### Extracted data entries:
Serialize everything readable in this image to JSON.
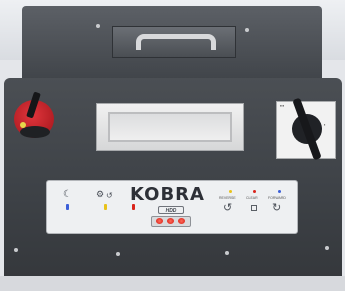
{
  "device": {
    "brand": "KOBRA",
    "model": "HDD",
    "status_leds": {
      "count": 3,
      "color": "#e8231a"
    },
    "indicator_icons": [
      "moon-icon",
      "thumbs-icon",
      "fire-icon"
    ],
    "control_labels": [
      "REVERSE",
      "CLEAR",
      "FORWARD"
    ],
    "body_color": "#45494e",
    "key_color": "#c21d24"
  }
}
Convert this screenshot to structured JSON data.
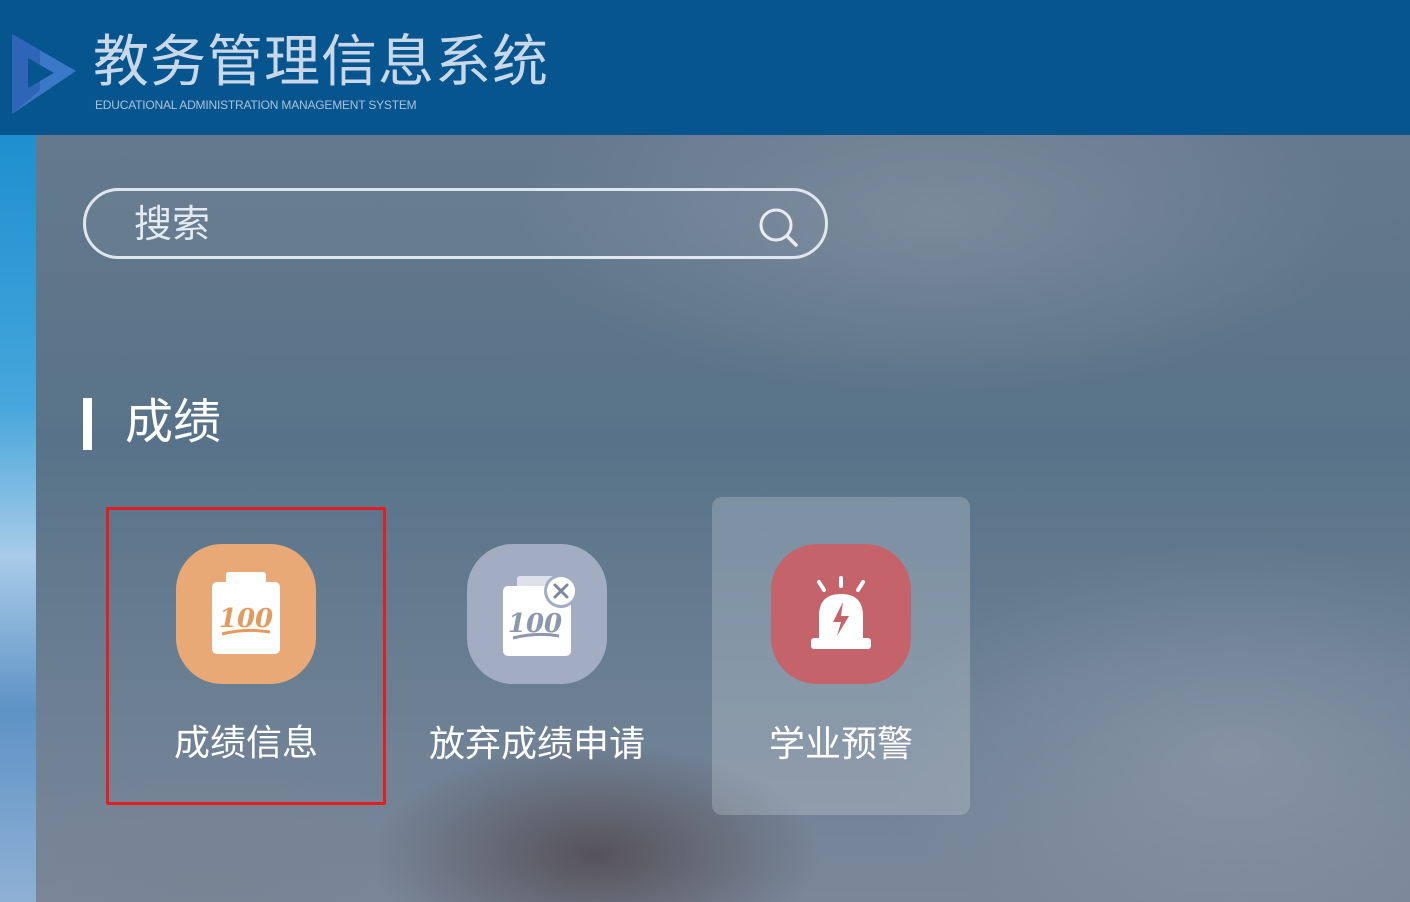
{
  "header": {
    "title": "教务管理信息系统",
    "subtitle": "EDUCATIONAL ADMINISTRATION MANAGEMENT SYSTEM",
    "logo_icon": "play-logo-icon"
  },
  "search": {
    "placeholder": "搜索",
    "icon": "search-icon"
  },
  "section": {
    "title": "成绩"
  },
  "tiles": [
    {
      "label": "成绩信息",
      "icon": "score-clipboard-icon",
      "icon_color": "#e8a977",
      "icon_text": "100",
      "state": "selected"
    },
    {
      "label": "放弃成绩申请",
      "icon": "score-clipboard-cancel-icon",
      "icon_color": "#a3adc2",
      "icon_text": "100",
      "state": "normal"
    },
    {
      "label": "学业预警",
      "icon": "alarm-siren-icon",
      "icon_color": "#c5636a",
      "state": "hovered"
    }
  ],
  "colors": {
    "header_bg": "#07558f",
    "selection_border": "#e02020"
  }
}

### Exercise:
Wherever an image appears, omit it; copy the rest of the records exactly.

### Written reply:
Serialize everything readable in this image to JSON.
{
  "device": {
    "brand": "KOBRA",
    "model": "HDD",
    "status_leds": {
      "count": 3,
      "color": "#e8231a"
    },
    "indicator_icons": [
      "moon-icon",
      "thumbs-icon",
      "fire-icon"
    ],
    "control_labels": [
      "REVERSE",
      "CLEAR",
      "FORWARD"
    ],
    "body_color": "#45494e",
    "key_color": "#c21d24"
  }
}
Convert this screenshot to structured JSON data.
{
  "header": {
    "title": "教务管理信息系统",
    "subtitle": "EDUCATIONAL ADMINISTRATION MANAGEMENT SYSTEM",
    "logo_icon": "play-logo-icon"
  },
  "search": {
    "placeholder": "搜索",
    "icon": "search-icon"
  },
  "section": {
    "title": "成绩"
  },
  "tiles": [
    {
      "label": "成绩信息",
      "icon": "score-clipboard-icon",
      "icon_color": "#e8a977",
      "icon_text": "100",
      "state": "selected"
    },
    {
      "label": "放弃成绩申请",
      "icon": "score-clipboard-cancel-icon",
      "icon_color": "#a3adc2",
      "icon_text": "100",
      "state": "normal"
    },
    {
      "label": "学业预警",
      "icon": "alarm-siren-icon",
      "icon_color": "#c5636a",
      "state": "hovered"
    }
  ],
  "colors": {
    "header_bg": "#07558f",
    "selection_border": "#e02020"
  }
}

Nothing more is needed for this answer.